It may come as a shock to many Americans that the Amish community, known to have a good moral christian lifestyle, own 20% of puppy mills.  If you are unfamiliar with the atrocities of puppy mills, here is a brief description.   Last year, over 5 million dogs were killed in puppy mills, that’s over 11,000 dead dogs everyday.  Dogs in puppy mills are kept in horrible conditions.  The dogs used for breeding are kept in cages for their entire lives.  The cages are stacked up to 10 cages high, leaving the dogs in the bottom cages with a 90 percent chance of getting an eye or ear infection.  Their cages are made of wire, which their feet can sometimes slide through, making their feet sore and swollen.  If dogs are rescued, they are unable to walk due to being confined in such a small space so many years.  When the dogs are no longer able to reproduce or simply aren't sold as puppies, they are mass murdered by being drowned, shot, or even put into woodchippers.  Dogs in these puppy mills are routinely "debarked" by shoving a steel pipe down their throats.  The Amish consider the dogs in their puppy mills livestock, which allows them to commit these atrocities without any law imposing against them.  Nevertheless, outsiders are rarely allowed into these puppy mills.

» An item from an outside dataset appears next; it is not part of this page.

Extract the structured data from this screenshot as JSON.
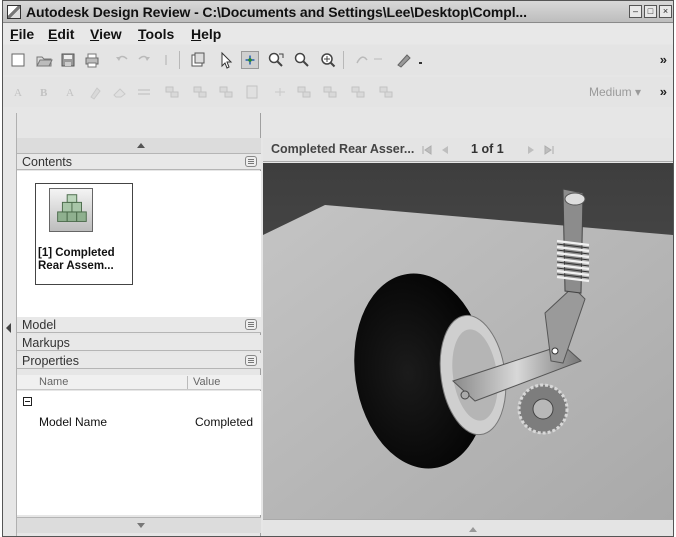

It was once reported that in an amish-owned puppy mill in Berks County, PA a man named Elmer Zimmerman shot and killed 80 dogs after being told they needed to be checked by a veterinarian.  As if that information isn't disturbing enough, a local animal rescue stated that out of the 80 dogs killed, at least 70 of them could have been place in homes.  Although in Pennsylvania it is legal to shot ones property, its inhumane for these kinds of tragedies to take place.
You may be asking yourself how can the Amish behave so completely heartless while they are known for being such a peaceful non-harming community?  It is possible that since the Amish discipline their children so harshly, they are often abused.  This overly strict and abusive discipline results in continued abuse that is projected onto animals.  Questioning any sort of authority is not accepted in Amish society, which allows the puppy mill owners to have complete community support. 
The Amish have created a deception to Americans that they are a peaceful, loving community, living in one with nature and its surroundings, while in reality they deceive the average american routinely with their secret abuse.